Items from an interface collection:
[Start of section]

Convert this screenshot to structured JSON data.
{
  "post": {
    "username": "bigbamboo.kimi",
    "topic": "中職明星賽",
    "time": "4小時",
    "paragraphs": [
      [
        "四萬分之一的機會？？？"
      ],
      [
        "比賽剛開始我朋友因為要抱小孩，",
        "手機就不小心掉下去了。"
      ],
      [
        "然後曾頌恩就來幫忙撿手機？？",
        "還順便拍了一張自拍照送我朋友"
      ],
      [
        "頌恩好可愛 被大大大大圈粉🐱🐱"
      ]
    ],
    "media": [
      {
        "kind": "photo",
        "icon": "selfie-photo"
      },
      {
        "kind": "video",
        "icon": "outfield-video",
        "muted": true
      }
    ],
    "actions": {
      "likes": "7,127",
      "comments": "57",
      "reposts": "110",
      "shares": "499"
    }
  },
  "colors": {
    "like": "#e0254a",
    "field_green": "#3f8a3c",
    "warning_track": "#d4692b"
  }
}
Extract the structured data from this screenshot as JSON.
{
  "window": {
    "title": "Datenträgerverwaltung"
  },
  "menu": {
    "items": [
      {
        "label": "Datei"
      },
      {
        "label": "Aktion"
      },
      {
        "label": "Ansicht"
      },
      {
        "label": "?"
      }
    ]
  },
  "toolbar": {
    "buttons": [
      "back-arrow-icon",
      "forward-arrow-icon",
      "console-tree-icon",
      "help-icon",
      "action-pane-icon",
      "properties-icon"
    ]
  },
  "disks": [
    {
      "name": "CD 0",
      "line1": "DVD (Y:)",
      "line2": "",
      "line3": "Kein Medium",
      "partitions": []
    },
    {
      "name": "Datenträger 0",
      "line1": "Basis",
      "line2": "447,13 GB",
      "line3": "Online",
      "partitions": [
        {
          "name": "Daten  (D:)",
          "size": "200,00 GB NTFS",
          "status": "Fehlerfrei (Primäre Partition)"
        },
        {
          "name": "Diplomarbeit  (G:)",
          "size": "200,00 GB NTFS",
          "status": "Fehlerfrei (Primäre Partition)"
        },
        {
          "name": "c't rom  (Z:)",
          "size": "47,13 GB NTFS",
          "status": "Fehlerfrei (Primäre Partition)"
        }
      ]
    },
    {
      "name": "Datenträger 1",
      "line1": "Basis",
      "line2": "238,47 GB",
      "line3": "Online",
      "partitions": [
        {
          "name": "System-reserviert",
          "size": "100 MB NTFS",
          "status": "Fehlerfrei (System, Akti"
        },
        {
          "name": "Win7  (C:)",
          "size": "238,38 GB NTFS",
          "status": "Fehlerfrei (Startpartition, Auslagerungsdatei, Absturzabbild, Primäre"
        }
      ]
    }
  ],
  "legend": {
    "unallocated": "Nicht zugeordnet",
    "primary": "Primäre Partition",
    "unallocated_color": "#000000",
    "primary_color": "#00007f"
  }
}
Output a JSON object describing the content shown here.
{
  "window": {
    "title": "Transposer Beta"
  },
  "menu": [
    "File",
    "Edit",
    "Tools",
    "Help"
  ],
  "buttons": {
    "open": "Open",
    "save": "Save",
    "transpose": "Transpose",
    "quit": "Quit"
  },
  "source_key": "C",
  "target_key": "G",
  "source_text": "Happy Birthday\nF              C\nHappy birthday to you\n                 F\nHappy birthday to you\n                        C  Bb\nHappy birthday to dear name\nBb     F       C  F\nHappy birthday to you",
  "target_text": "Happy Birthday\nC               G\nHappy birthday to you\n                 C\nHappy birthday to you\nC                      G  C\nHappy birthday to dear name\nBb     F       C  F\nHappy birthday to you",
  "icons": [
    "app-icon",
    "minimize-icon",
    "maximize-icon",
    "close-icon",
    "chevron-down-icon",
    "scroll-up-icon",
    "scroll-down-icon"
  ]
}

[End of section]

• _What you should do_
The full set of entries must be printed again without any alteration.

• _Response for this exercise_
Convert this screenshot to structured JSON data.
{
  "post": {
    "username": "bigbamboo.kimi",
    "topic": "中職明星賽",
    "time": "4小時",
    "paragraphs": [
      [
        "四萬分之一的機會？？？"
      ],
      [
        "比賽剛開始我朋友因為要抱小孩，",
        "手機就不小心掉下去了。"
      ],
      [
        "然後曾頌恩就來幫忙撿手機？？",
        "還順便拍了一張自拍照送我朋友"
      ],
      [
        "頌恩好可愛 被大大大大圈粉🐱🐱"
      ]
    ],
    "media": [
      {
        "kind": "photo",
        "icon": "selfie-photo"
      },
      {
        "kind": "video",
        "icon": "outfield-video",
        "muted": true
      }
    ],
    "actions": {
      "likes": "7,127",
      "comments": "57",
      "reposts": "110",
      "shares": "499"
    }
  },
  "colors": {
    "like": "#e0254a",
    "field_green": "#3f8a3c",
    "warning_track": "#d4692b"
  }
}
Extract the structured data from this screenshot as JSON.
{
  "window": {
    "title": "Datenträgerverwaltung"
  },
  "menu": {
    "items": [
      {
        "label": "Datei"
      },
      {
        "label": "Aktion"
      },
      {
        "label": "Ansicht"
      },
      {
        "label": "?"
      }
    ]
  },
  "toolbar": {
    "buttons": [
      "back-arrow-icon",
      "forward-arrow-icon",
      "console-tree-icon",
      "help-icon",
      "action-pane-icon",
      "properties-icon"
    ]
  },
  "disks": [
    {
      "name": "CD 0",
      "line1": "DVD (Y:)",
      "line2": "",
      "line3": "Kein Medium",
      "partitions": []
    },
    {
      "name": "Datenträger 0",
      "line1": "Basis",
      "line2": "447,13 GB",
      "line3": "Online",
      "partitions": [
        {
          "name": "Daten  (D:)",
          "size": "200,00 GB NTFS",
          "status": "Fehlerfrei (Primäre Partition)"
        },
        {
          "name": "Diplomarbeit  (G:)",
          "size": "200,00 GB NTFS",
          "status": "Fehlerfrei (Primäre Partition)"
        },
        {
          "name": "c't rom  (Z:)",
          "size": "47,13 GB NTFS",
          "status": "Fehlerfrei (Primäre Partition)"
        }
      ]
    },
    {
      "name": "Datenträger 1",
      "line1": "Basis",
      "line2": "238,47 GB",
      "line3": "Online",
      "partitions": [
        {
          "name": "System-reserviert",
          "size": "100 MB NTFS",
          "status": "Fehlerfrei (System, Akti"
        },
        {
          "name": "Win7  (C:)",
          "size": "238,38 GB NTFS",
          "status": "Fehlerfrei (Startpartition, Auslagerungsdatei, Absturzabbild, Primäre"
        }
      ]
    }
  ],
  "legend": {
    "unallocated": "Nicht zugeordnet",
    "primary": "Primäre Partition",
    "unallocated_color": "#000000",
    "primary_color": "#00007f"
  }
}
Output a JSON object describing the content shown here.
{
  "window": {
    "title": "Transposer Beta"
  },
  "menu": [
    "File",
    "Edit",
    "Tools",
    "Help"
  ],
  "buttons": {
    "open": "Open",
    "save": "Save",
    "transpose": "Transpose",
    "quit": "Quit"
  },
  "source_key": "C",
  "target_key": "G",
  "source_text": "Happy Birthday\nF              C\nHappy birthday to you\n                 F\nHappy birthday to you\n                        C  Bb\nHappy birthday to dear name\nBb     F       C  F\nHappy birthday to you",
  "target_text": "Happy Birthday\nC               G\nHappy birthday to you\n                 C\nHappy birthday to you\nC                      G  C\nHappy birthday to dear name\nBb     F       C  F\nHappy birthday to you",
  "icons": [
    "app-icon",
    "minimize-icon",
    "maximize-icon",
    "close-icon",
    "chevron-down-icon",
    "scroll-up-icon",
    "scroll-down-icon"
  ]
}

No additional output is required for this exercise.